━━━ Records shown
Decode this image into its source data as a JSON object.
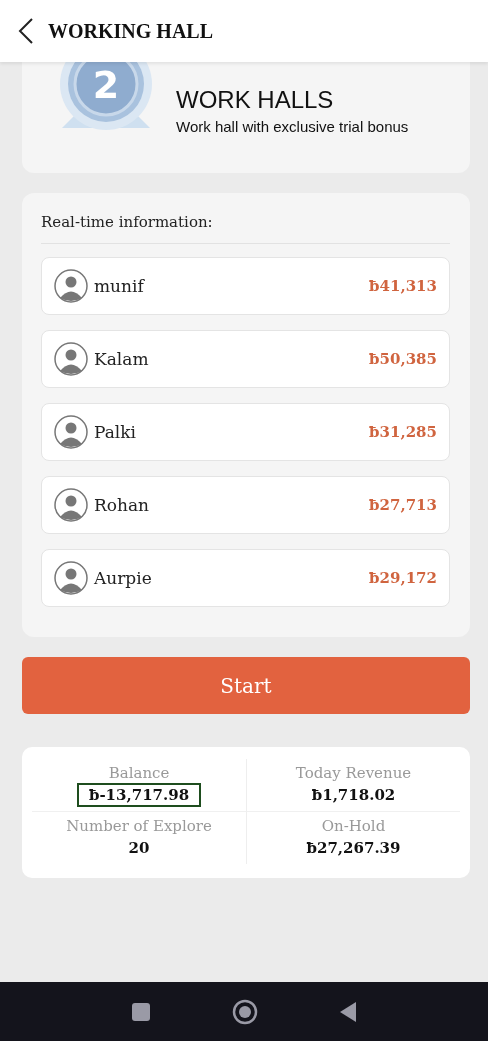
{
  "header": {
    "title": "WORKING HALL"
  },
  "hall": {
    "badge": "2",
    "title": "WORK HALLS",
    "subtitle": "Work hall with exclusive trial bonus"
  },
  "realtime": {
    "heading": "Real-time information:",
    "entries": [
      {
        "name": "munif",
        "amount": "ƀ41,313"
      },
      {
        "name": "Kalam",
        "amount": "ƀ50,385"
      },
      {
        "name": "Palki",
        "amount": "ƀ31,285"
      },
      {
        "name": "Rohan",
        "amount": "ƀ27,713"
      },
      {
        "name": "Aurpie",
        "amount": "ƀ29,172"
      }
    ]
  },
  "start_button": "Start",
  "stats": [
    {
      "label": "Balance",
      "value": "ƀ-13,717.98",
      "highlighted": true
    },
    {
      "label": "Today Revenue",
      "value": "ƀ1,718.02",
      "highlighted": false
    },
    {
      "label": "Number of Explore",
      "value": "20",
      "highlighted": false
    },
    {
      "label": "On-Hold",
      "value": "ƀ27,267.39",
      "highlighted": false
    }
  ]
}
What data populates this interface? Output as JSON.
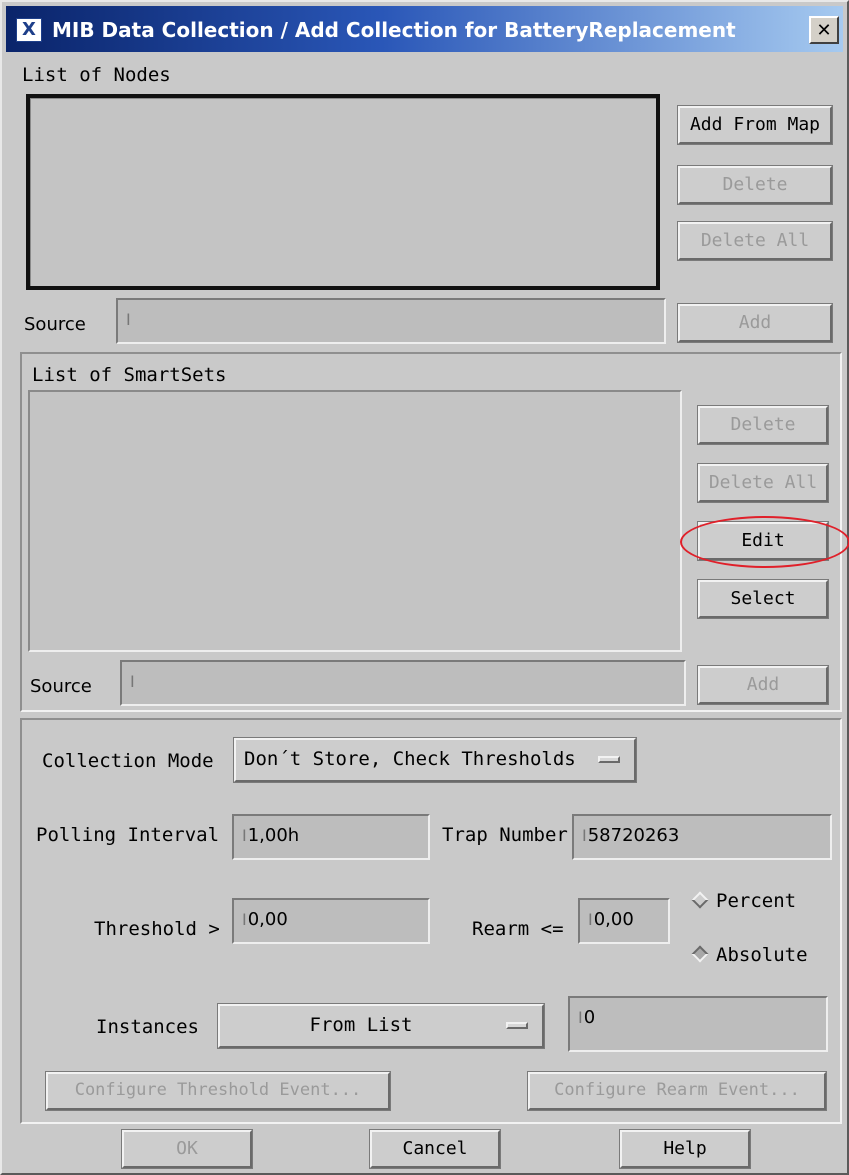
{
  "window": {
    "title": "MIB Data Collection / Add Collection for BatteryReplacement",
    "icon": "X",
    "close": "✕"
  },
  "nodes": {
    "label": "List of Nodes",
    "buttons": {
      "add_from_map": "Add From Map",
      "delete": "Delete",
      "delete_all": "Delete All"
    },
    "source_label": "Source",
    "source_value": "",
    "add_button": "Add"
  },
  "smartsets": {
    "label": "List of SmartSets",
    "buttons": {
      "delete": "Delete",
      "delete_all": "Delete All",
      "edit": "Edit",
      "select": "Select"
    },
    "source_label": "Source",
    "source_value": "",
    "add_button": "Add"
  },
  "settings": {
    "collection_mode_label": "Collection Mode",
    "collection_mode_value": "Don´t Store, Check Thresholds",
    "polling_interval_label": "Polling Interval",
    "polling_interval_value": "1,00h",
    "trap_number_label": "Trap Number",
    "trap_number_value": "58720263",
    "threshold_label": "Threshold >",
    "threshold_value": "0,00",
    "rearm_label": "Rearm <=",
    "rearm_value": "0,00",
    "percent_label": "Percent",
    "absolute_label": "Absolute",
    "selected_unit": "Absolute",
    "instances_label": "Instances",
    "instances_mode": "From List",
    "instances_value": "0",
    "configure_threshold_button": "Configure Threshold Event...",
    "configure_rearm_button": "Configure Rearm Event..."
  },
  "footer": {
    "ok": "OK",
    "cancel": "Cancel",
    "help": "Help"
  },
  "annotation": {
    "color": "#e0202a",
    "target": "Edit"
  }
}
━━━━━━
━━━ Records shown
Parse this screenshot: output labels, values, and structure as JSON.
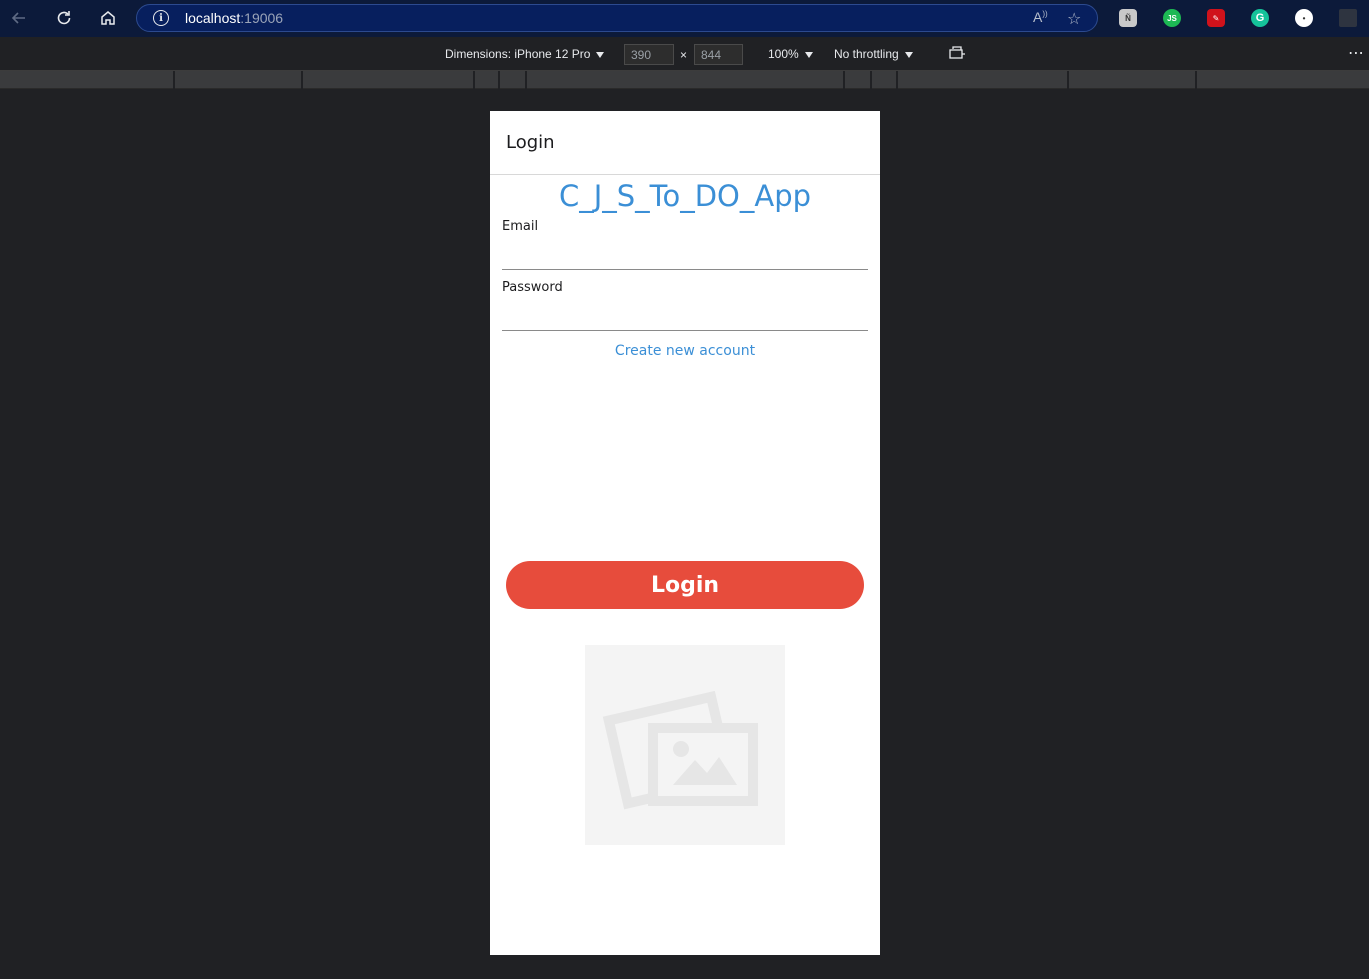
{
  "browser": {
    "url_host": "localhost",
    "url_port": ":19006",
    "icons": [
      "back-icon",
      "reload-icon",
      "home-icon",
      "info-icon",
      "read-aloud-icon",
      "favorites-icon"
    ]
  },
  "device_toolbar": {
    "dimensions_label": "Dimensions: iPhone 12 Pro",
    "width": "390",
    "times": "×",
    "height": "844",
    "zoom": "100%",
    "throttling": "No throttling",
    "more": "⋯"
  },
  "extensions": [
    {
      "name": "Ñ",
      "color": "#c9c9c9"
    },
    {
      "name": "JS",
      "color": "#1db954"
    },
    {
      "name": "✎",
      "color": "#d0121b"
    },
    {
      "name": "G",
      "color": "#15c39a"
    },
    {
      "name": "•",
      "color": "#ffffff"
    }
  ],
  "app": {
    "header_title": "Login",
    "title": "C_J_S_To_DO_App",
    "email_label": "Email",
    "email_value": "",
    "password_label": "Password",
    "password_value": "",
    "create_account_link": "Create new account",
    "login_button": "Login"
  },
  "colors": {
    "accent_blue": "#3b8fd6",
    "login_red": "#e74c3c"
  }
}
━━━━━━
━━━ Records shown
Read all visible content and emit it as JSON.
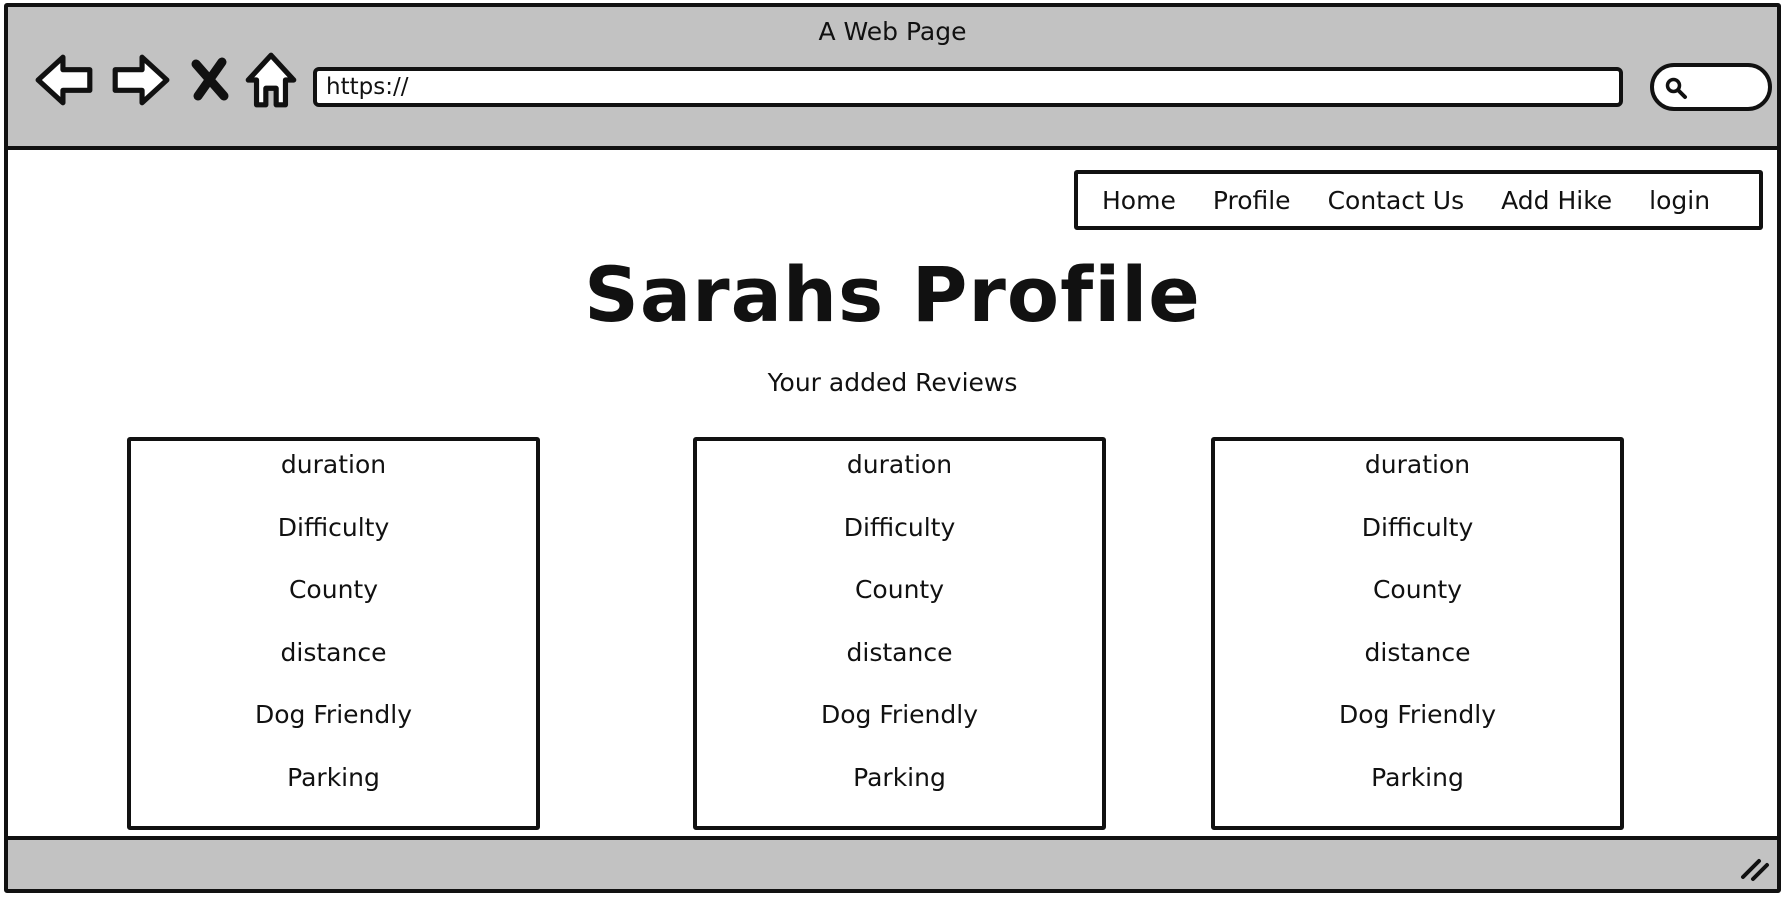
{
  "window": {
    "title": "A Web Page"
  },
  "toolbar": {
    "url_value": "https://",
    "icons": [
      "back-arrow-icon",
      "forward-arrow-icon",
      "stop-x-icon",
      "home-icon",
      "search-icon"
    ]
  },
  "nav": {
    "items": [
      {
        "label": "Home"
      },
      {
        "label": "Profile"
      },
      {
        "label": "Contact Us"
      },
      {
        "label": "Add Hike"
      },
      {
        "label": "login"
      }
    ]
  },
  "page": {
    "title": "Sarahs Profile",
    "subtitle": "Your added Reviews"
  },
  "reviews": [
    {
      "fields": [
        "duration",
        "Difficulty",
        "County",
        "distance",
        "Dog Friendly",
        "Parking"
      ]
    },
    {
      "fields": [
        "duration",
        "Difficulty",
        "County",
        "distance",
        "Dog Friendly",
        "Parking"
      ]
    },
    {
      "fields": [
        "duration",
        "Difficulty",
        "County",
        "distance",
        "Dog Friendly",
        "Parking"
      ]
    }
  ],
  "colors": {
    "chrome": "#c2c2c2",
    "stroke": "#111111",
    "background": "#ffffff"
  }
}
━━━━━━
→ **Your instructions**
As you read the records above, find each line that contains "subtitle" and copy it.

→ **Written solution**
    "subtitle": "Work hall with exclusive trial bonus"
    "subtitle": "Your added Reviews"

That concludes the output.